- WHAT YOU ARE ASKED TO DO
Copy each line of the records that includes "Laboratório".

-------- DATA SHOWN

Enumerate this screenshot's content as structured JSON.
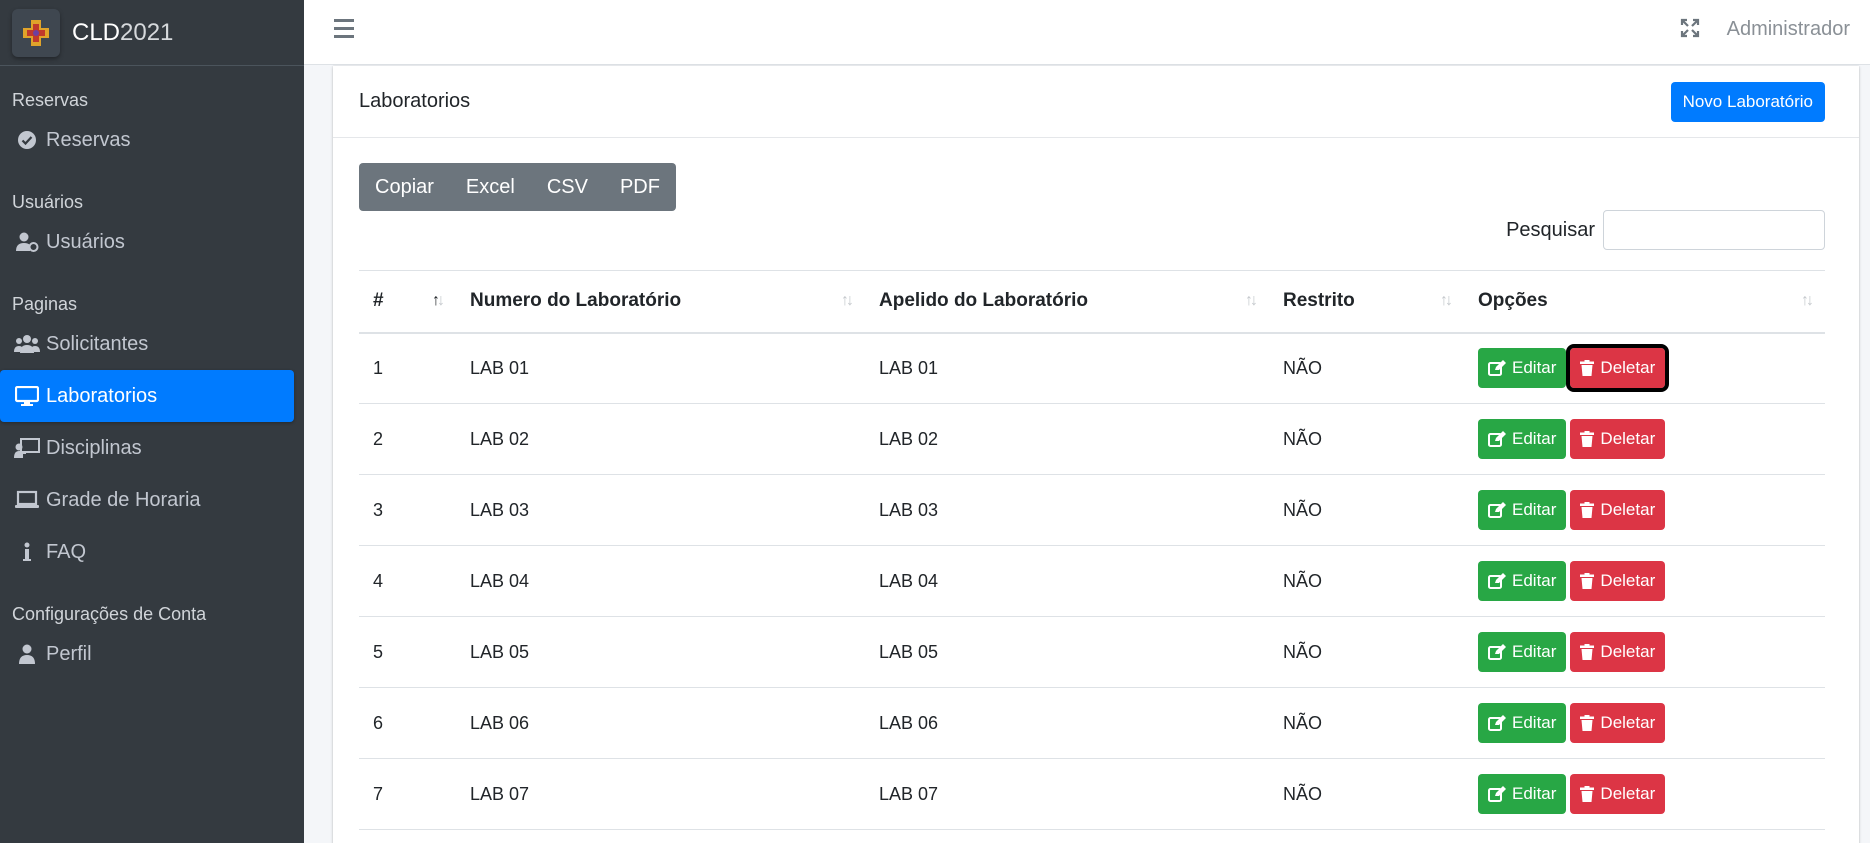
{
  "app": {
    "brand_prefix": "CLD",
    "brand_suffix": "2021"
  },
  "sidebar": {
    "sections": [
      {
        "header": "Reservas",
        "items": [
          {
            "label": "Reservas",
            "icon": "check-circle-icon"
          }
        ]
      },
      {
        "header": "Usuários",
        "items": [
          {
            "label": "Usuários",
            "icon": "user-cog-icon"
          }
        ]
      },
      {
        "header": "Paginas",
        "items": [
          {
            "label": "Solicitantes",
            "icon": "users-icon"
          },
          {
            "label": "Laboratorios",
            "icon": "desktop-icon",
            "active": true
          },
          {
            "label": "Disciplinas",
            "icon": "chalkboard-teacher-icon"
          },
          {
            "label": "Grade de Horaria",
            "icon": "laptop-icon"
          },
          {
            "label": "FAQ",
            "icon": "info-icon"
          }
        ]
      },
      {
        "header": "Configurações de Conta",
        "items": [
          {
            "label": "Perfil",
            "icon": "user-icon"
          }
        ]
      }
    ]
  },
  "topbar": {
    "user": "Administrador"
  },
  "card": {
    "title": "Laboratorios",
    "new_button": "Novo Laboratório"
  },
  "toolbar": {
    "copy": "Copiar",
    "excel": "Excel",
    "csv": "CSV",
    "pdf": "PDF"
  },
  "search": {
    "label": "Pesquisar",
    "value": ""
  },
  "table": {
    "headers": [
      "#",
      "Numero do Laboratório",
      "Apelido do Laboratório",
      "Restrito",
      "Opções"
    ],
    "edit_label": "Editar",
    "delete_label": "Deletar",
    "rows": [
      {
        "id": "1",
        "numero": "LAB 01",
        "apelido": "LAB 01",
        "restrito": "NÃO"
      },
      {
        "id": "2",
        "numero": "LAB 02",
        "apelido": "LAB 02",
        "restrito": "NÃO"
      },
      {
        "id": "3",
        "numero": "LAB 03",
        "apelido": "LAB 03",
        "restrito": "NÃO"
      },
      {
        "id": "4",
        "numero": "LAB 04",
        "apelido": "LAB 04",
        "restrito": "NÃO"
      },
      {
        "id": "5",
        "numero": "LAB 05",
        "apelido": "LAB 05",
        "restrito": "NÃO"
      },
      {
        "id": "6",
        "numero": "LAB 06",
        "apelido": "LAB 06",
        "restrito": "NÃO"
      },
      {
        "id": "7",
        "numero": "LAB 07",
        "apelido": "LAB 07",
        "restrito": "NÃO"
      }
    ]
  },
  "colors": {
    "primary": "#007bff",
    "success": "#28a745",
    "danger": "#dc3545",
    "sidebar": "#343a40",
    "toolbar": "#6c757d"
  }
}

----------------

- SOLUTION BELOW
    "new_button": "Novo Laboratório"
      "Numero do Laboratório",
      "Apelido do Laboratório",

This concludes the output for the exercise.